The May rise in the industrial production index, which measures the output of the nation's factories, mines and utilities, was the sixth monthly increase in a row. The index is now 7 percent above its low last November but is still about 6 percent lower than in mid-1981, before the recession began.

Jerry Jasinowski, chief economist of the National Association of Manufacturers, said the latest industrial production figures "show a continuing trend of a stronger and broader recovery. The second quarter could show real economic growth in the 6 to 7 percent range.

"It's clear that we are talking about a much stronger recovery for the next two or three quarters, although there are serious questions about its strength beyond that point," Jasinowski said.

Forecasters have been revising upward their estimates of how fast the gross national product, adjusted for inflation, will rise this quarter, and most now consider a 6 percent rate to be the minimum that is likely. Robert Ortner, chief economist at the Commerce Department, believes that the increase in production needed to halt the reduction in business inventories alone could account for a 6 percent rate of gain in real GNP.

The demand related to the swing from cutting inventories to increasing them should also give a boost to GNP in the third quarter, as will continued gains in consumer spending. But most forecasters--Wharton Econometric Forecasting Associates is a major exception--believe the recovery's pace will slacken as the year progresses.

Economists had said the industrial production index likely would not continue to go up as fast as it did in April. That month's increase, originally estimated at 2.1 percent, was the largest in eight years. While the April figure was revised downward slightly, those for February and March were each raised by 0.1 percentage points, to a 0.5 percent and 1.3 percent increase, respectively.
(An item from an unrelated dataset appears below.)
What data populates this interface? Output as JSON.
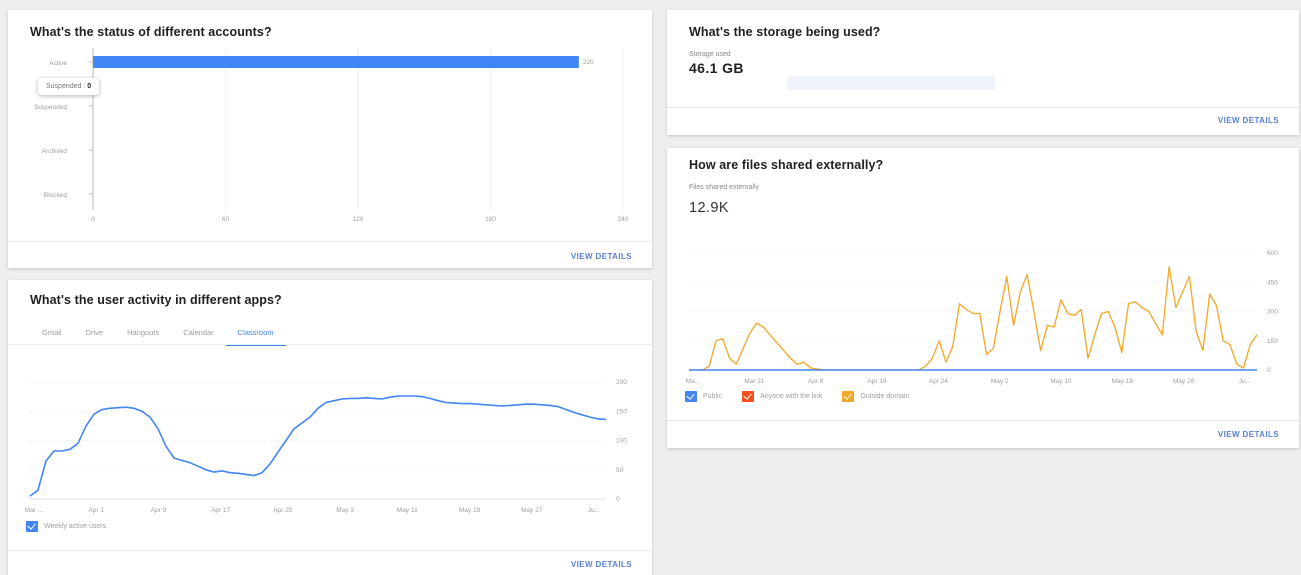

With the exception of consumer durables, the May increase in every major industrial production category was smaller than the month before. The smallest increase was in nondurable goods for consumers, which went up 0.3 percent compared with 1.4 percent in April. Even among consumer durables, production of "home goods" such as furniture and appliances went up more slowly than the month before.

Among other final products, production of business equipment rose 1.7 percent. Production of building and mining equipment rose sharply as a long series of declines ended in oil and gas drilling and the lengthy strike by workers at the Caterpiller Tractor Co. was settled, the Federal Reserve said.

Similarly, output of defense and space goods in the final products group rose by 1.3 percent. Large increases in defense spending led to a 12.3 percent increase for the category in the 12 months ended in May.

Over the year, the only larger increase was in construction supplies, where a continued high level of office construction and the recovery in new home building have together raised demand to the point that prices for many types of construction supplies have risen sharply in recent months. Production was up 14.2 percent for the year, though the May rise of 1.9 percent was the smallest for any month in 1983.

Output of materials, such as steel and nonferrous metals, paper and textiles, increased 1 percent compared with 2.1 percent in April.